Segment Start: The records
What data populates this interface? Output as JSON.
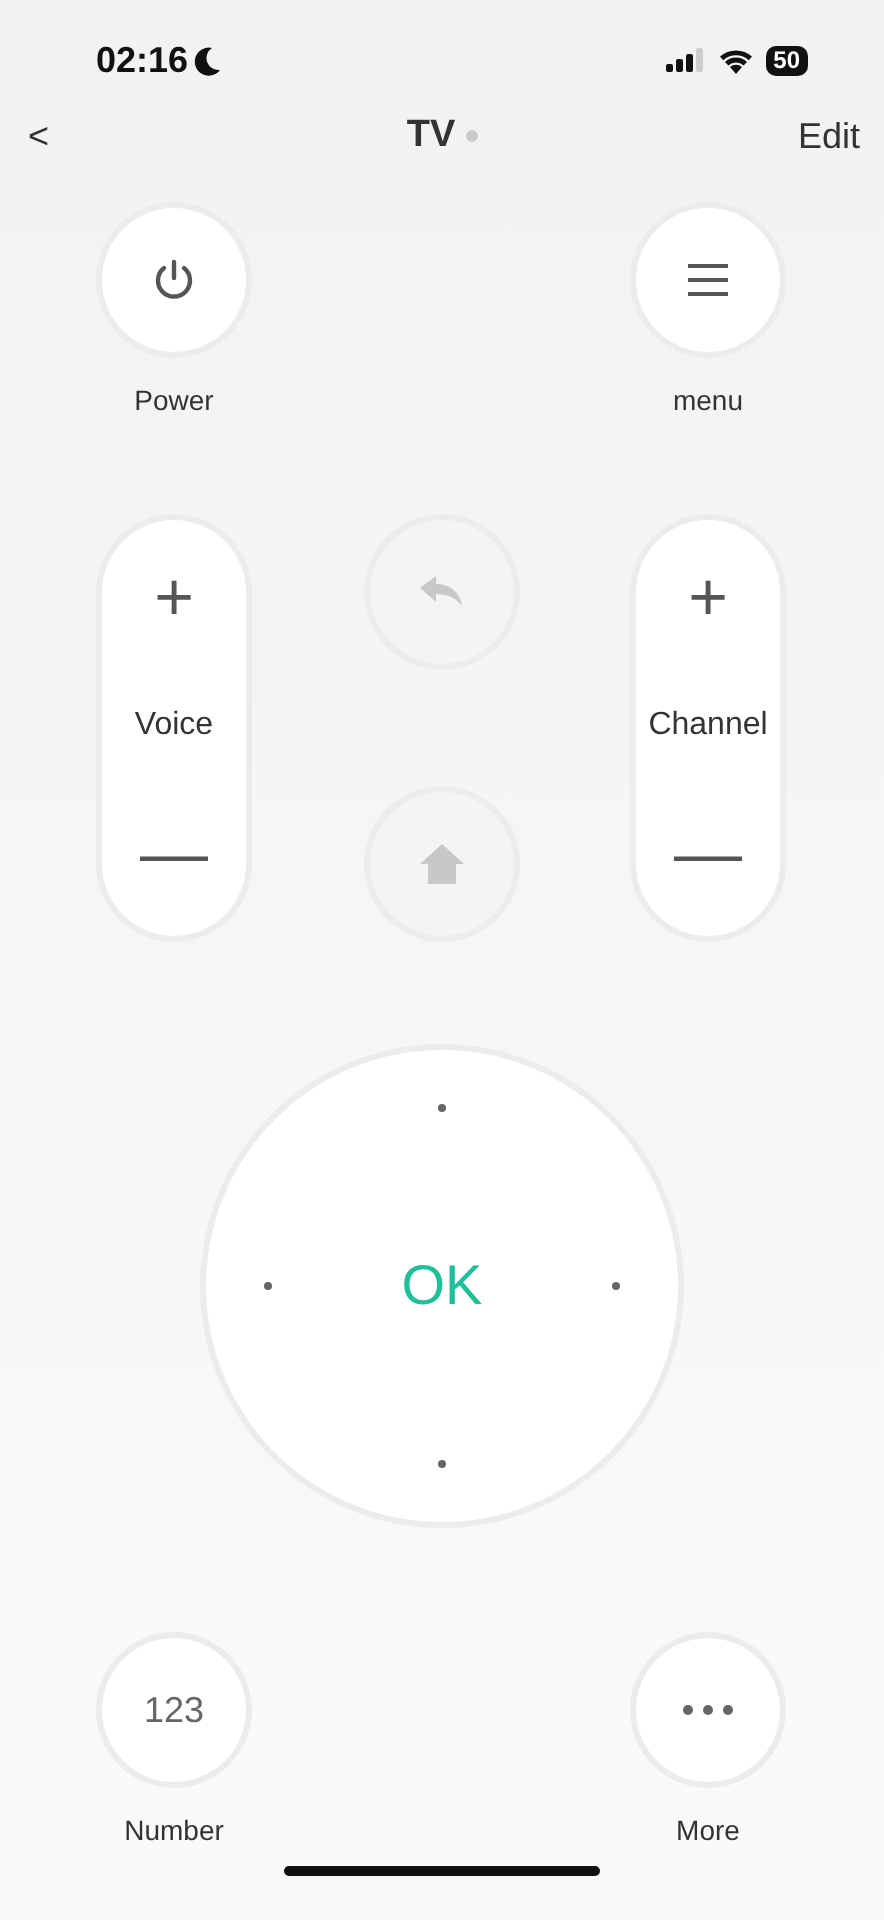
{
  "status_bar": {
    "time": "02:16",
    "battery": "50"
  },
  "nav": {
    "back": "<",
    "title": "TV",
    "edit": "Edit"
  },
  "top_buttons": [
    {
      "kind": "power",
      "label": "Power"
    },
    {
      "kind": "menu",
      "label": "menu"
    }
  ],
  "rockers": [
    {
      "label": "Voice",
      "plus": "+",
      "minus": "—"
    },
    {
      "label": "Channel",
      "plus": "+",
      "minus": "—"
    }
  ],
  "center_buttons": [
    {
      "kind": "back"
    },
    {
      "kind": "home"
    }
  ],
  "dpad": {
    "ok": "OK"
  },
  "bottom_buttons": [
    {
      "kind": "number",
      "text": "123",
      "label": "Number"
    },
    {
      "kind": "more",
      "label": "More"
    }
  ]
}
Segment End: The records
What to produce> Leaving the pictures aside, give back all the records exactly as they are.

Written solution>
What data populates this interface? Output as JSON.
{
  "status_bar": {
    "time": "02:16",
    "battery": "50"
  },
  "nav": {
    "back": "<",
    "title": "TV",
    "edit": "Edit"
  },
  "top_buttons": [
    {
      "kind": "power",
      "label": "Power"
    },
    {
      "kind": "menu",
      "label": "menu"
    }
  ],
  "rockers": [
    {
      "label": "Voice",
      "plus": "+",
      "minus": "—"
    },
    {
      "label": "Channel",
      "plus": "+",
      "minus": "—"
    }
  ],
  "center_buttons": [
    {
      "kind": "back"
    },
    {
      "kind": "home"
    }
  ],
  "dpad": {
    "ok": "OK"
  },
  "bottom_buttons": [
    {
      "kind": "number",
      "text": "123",
      "label": "Number"
    },
    {
      "kind": "more",
      "label": "More"
    }
  ]
}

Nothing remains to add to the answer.